So after I picked up my daughter, Mary,  from her volleyball practice, we raced across town to Holy Cross Cemetery hoping to find the gravestone of Jessica Powers before nightfall.  Holy Cross Cemetery is quite large and even though we had directions from the cemetery office, we were just about to give up the hunt, feeling that it was a hopeless venture, as the dark night was quickly overtaking us.  We were beginning to feel just a bit more than deliciously frightened to be in the cemetery after dark and decided that the sane thing to do would be to give up the search and come back on a brighter day, when I stumbled across the humble plot of the Carmelite nun, which, considering the fact that she was a lover of nature, was fittingly beside a lovely pond where ducks quietly floated under the branches of a weeping willow tree.  "Here it is!" I shouted with joy, startling my daughter who was keeping up a brave appearance despite the desolate surroundings.  Together we offered a prayer for the soul of the long-gone woman and then I recited my favorite poem of hers, The Valley of the Cat-tails.  Mary quickly took a picture of the small headstone and we raced back to the car and headed home.

The next day I was inspired to write a poem of my own to ingrain that paparazzi-like moment in my mind forever.  When I read it to my children, Joe asked me how long I spent writing it and I responded that I worked on it for all of ten minutes.  "I could tell," replied Joe.

I offer my quickly transcribed poem here for your amusement, followed by Jessica Powers' The Valley of the Cat-tails.  You will see that I have a long way to go before anyone will be searching through a cemetery in the dark looking for my gravestone in an effort to honor me!

Poet by the Pond:  by Me

As early evening shades of gloom
cast themselves over every tomb
two brave women came walking

In search of one whose fame was known
for poetry of God's love that shone
in hearts that now were stalking

And when at last through careful comb
they found her everlasting home
they rejoiced with shouts and talking

After quiet prayer and recitation of poem
from melancholy yet small-sized tome
the task was now completed

The camera clicked in evening dark
and women ran to leave the park
for the van was warmly heated

They left the grave beside the pond
trusting that Sr. Miriam was beyond
this earth she long had fleeted

The Valley of the Cat-tails (from The Lantern Burns)

My valley is a woman unconsoled.
Her bluffs are amethyst, the tinge of grief;
Her tamarack swamps are sad.
There is no dark tale that she was not told;
There is no sorrow that she has not had.
She has no mood of mirth, however brief.

Too long I praised her dolors in the words
Of the dark pines, her trees.
And the whippoorwills, her sacred birds.
Her tragedy is more intense than these.

The reeds that lift from every marsh and pond
More plainly speak her spirit's poverty.
Here should the waters dance, or flowers be.

Her reeds are proper symbols of a mother
Who from the primer of her own dark fears,
As if the caroling earth possessed no other,
Teaches her young the alphabet of tears.


  1. Hi Anne,
    I enjoyed your poem; I think it sums up your feelings well.
    I always enjoy your writing and reflections.
    Love and prayers,

  2. Hi Anne,
    I enjoyed your poem; I think it sums up your feelings well.
    I always enjoy your writing and reflections.
    Love and prayers,

  3. Gee, Anne,
    I guess you really felt the love since I posted twice on the same subject!

  4. Love it! Sister Miriam is surely smiling and interceding for her night stalkers:) LOL On a serious note, I think you've found a kindred spirit in Jessica Powers!
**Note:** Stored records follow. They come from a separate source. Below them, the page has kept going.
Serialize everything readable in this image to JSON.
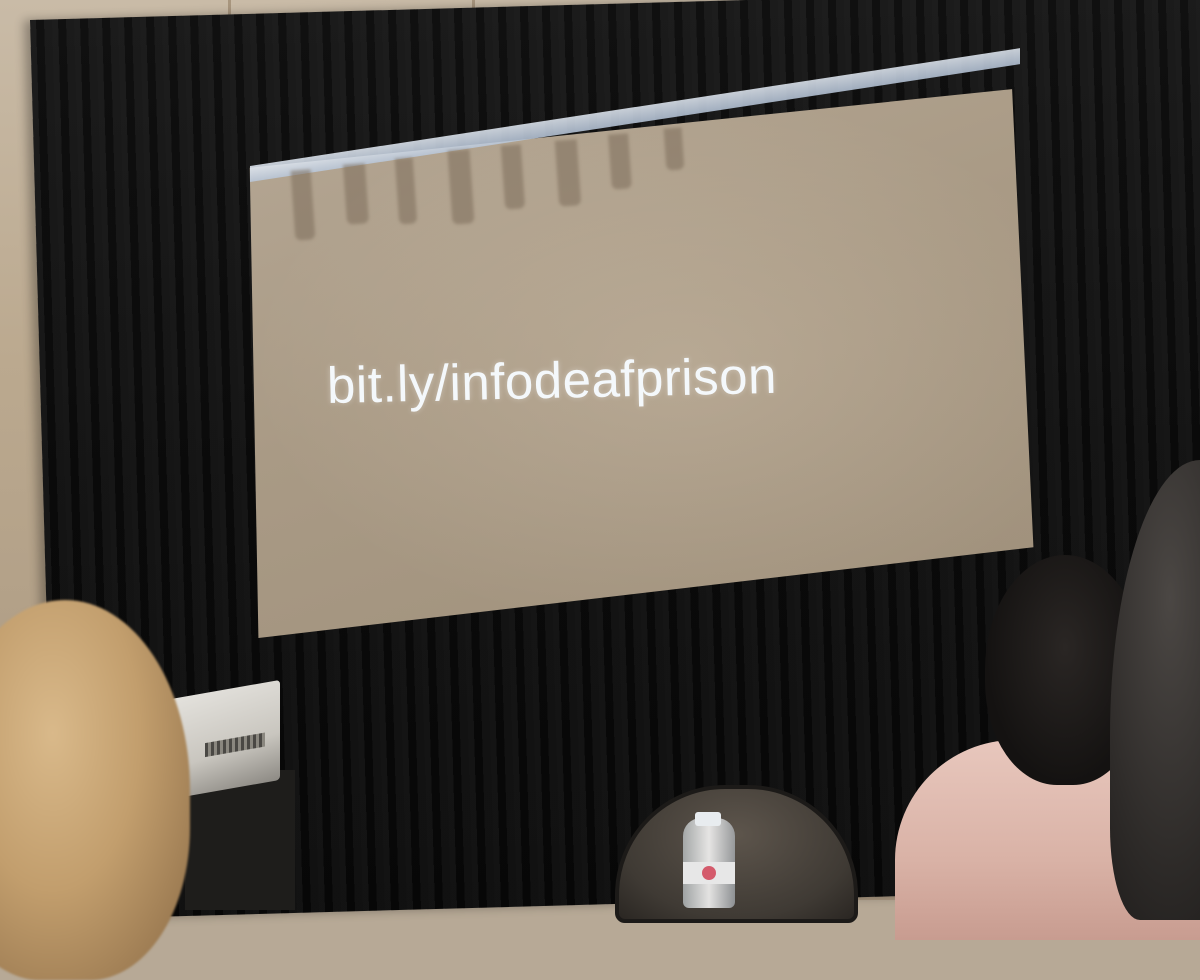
{
  "slide": {
    "text": "bit.ly/infodeafprison"
  },
  "colors": {
    "screen": "#a99a85",
    "slide_text": "#f4f8fb",
    "curtain": "#0c0c0c",
    "wall": "#bba98f"
  }
}
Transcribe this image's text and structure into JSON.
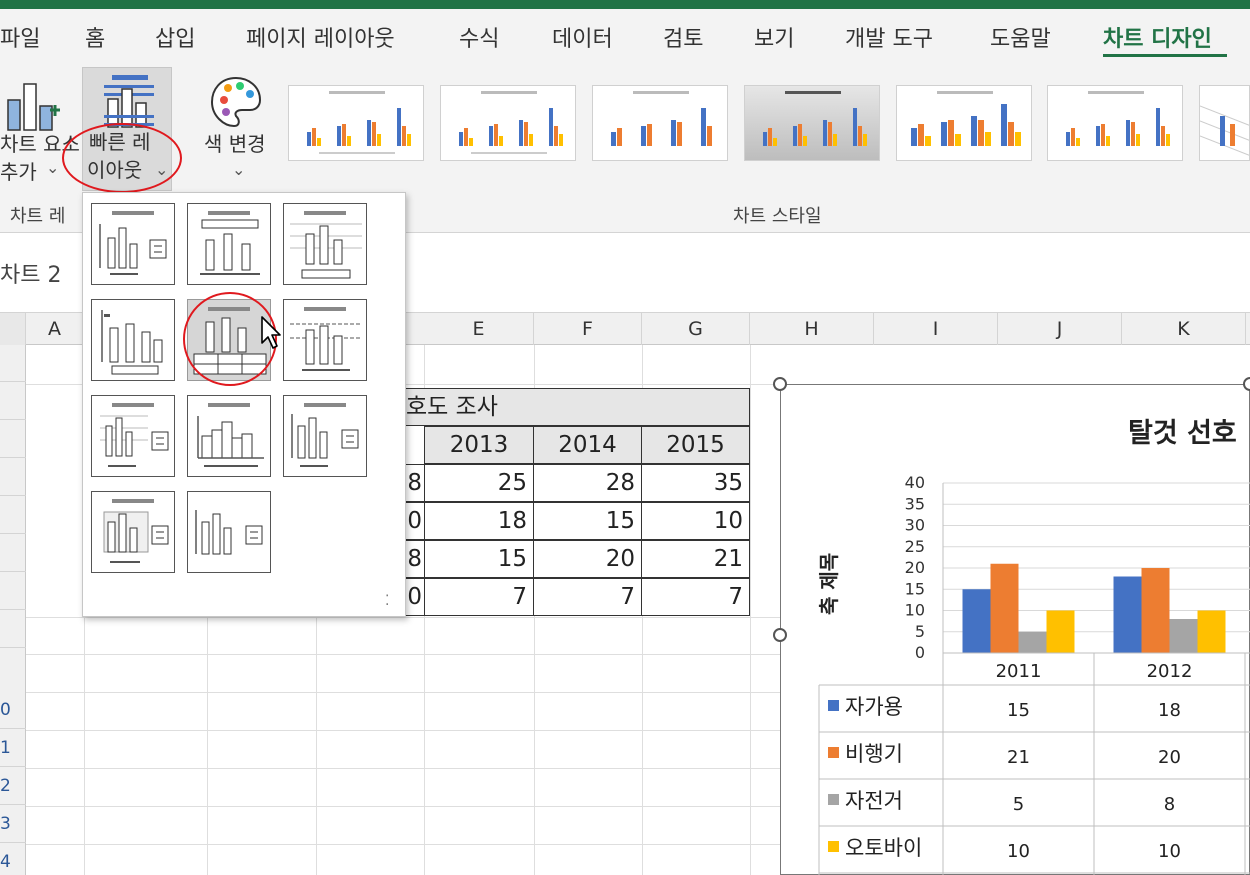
{
  "ribbon_tabs": [
    "파일",
    "홈",
    "삽입",
    "페이지 레이아웃",
    "수식",
    "데이터",
    "검토",
    "보기",
    "개발 도구",
    "도움말",
    "차트 디자인"
  ],
  "ribbon": {
    "add_element_line1": "차트 요소",
    "add_element_line2": "추가",
    "quick_layout_line1": "빠른 레",
    "quick_layout_line2": "이아웃",
    "change_color_label": "색 변경",
    "chart_layouts_group": "차트 레",
    "chart_styles_group": "차트 스타일",
    "accent_color": "#217346",
    "highlight_color": "#e0191e"
  },
  "name_box": "차트 2",
  "columns": [
    "A",
    "E",
    "F",
    "G",
    "H",
    "I",
    "J",
    "K"
  ],
  "rows": [
    "",
    "",
    "",
    "",
    "",
    "",
    "",
    "",
    "0",
    "1",
    "2",
    "3",
    "4"
  ],
  "data_table": {
    "title": "호도 조사",
    "headers": [
      "2013",
      "2014",
      "2015"
    ],
    "rows": [
      [
        "8",
        "25",
        "28",
        "35"
      ],
      [
        "0",
        "18",
        "15",
        "10"
      ],
      [
        "8",
        "15",
        "20",
        "21"
      ],
      [
        "0",
        "7",
        "7",
        "7"
      ]
    ]
  },
  "quick_layout": {
    "item_count": 11,
    "hovered_index": 4,
    "resize_grip": "⁚"
  },
  "chart_data": {
    "type": "bar",
    "title": "탈것 선호",
    "ylabel": "축 제목",
    "ylim": [
      0,
      40
    ],
    "yticks": [
      "40",
      "35",
      "30",
      "25",
      "20",
      "15",
      "10",
      "5",
      "0"
    ],
    "categories": [
      "2011",
      "2012"
    ],
    "series": [
      {
        "name": "자가용",
        "values": [
          15,
          18
        ],
        "color": "#4472c4"
      },
      {
        "name": "비행기",
        "values": [
          21,
          20
        ],
        "color": "#ed7d31"
      },
      {
        "name": "자전거",
        "values": [
          5,
          8
        ],
        "color": "#a5a5a5"
      },
      {
        "name": "오토바이",
        "values": [
          10,
          10
        ],
        "color": "#ffc000"
      }
    ],
    "data_table_values": [
      [
        "15",
        "18"
      ],
      [
        "21",
        "20"
      ],
      [
        "5",
        "8"
      ],
      [
        "10",
        "10"
      ]
    ]
  }
}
Great story:)

    1. Yes, Tiffany, I would definitely call her a kindred spirit!

  5. Anne, my husband shared with me an article about Jessica Powers some time back, and I was so inspired to find this post. p.s. I found you through the Catholic Bloggers Network. Thanks for sharing your pilgrimage--it truly sounds like something I would do. :-)

    1. Thanks for visiting Nancy! I never would have thought of my little cemetery visit as a pilgrimage, but you are right, that's just what it was!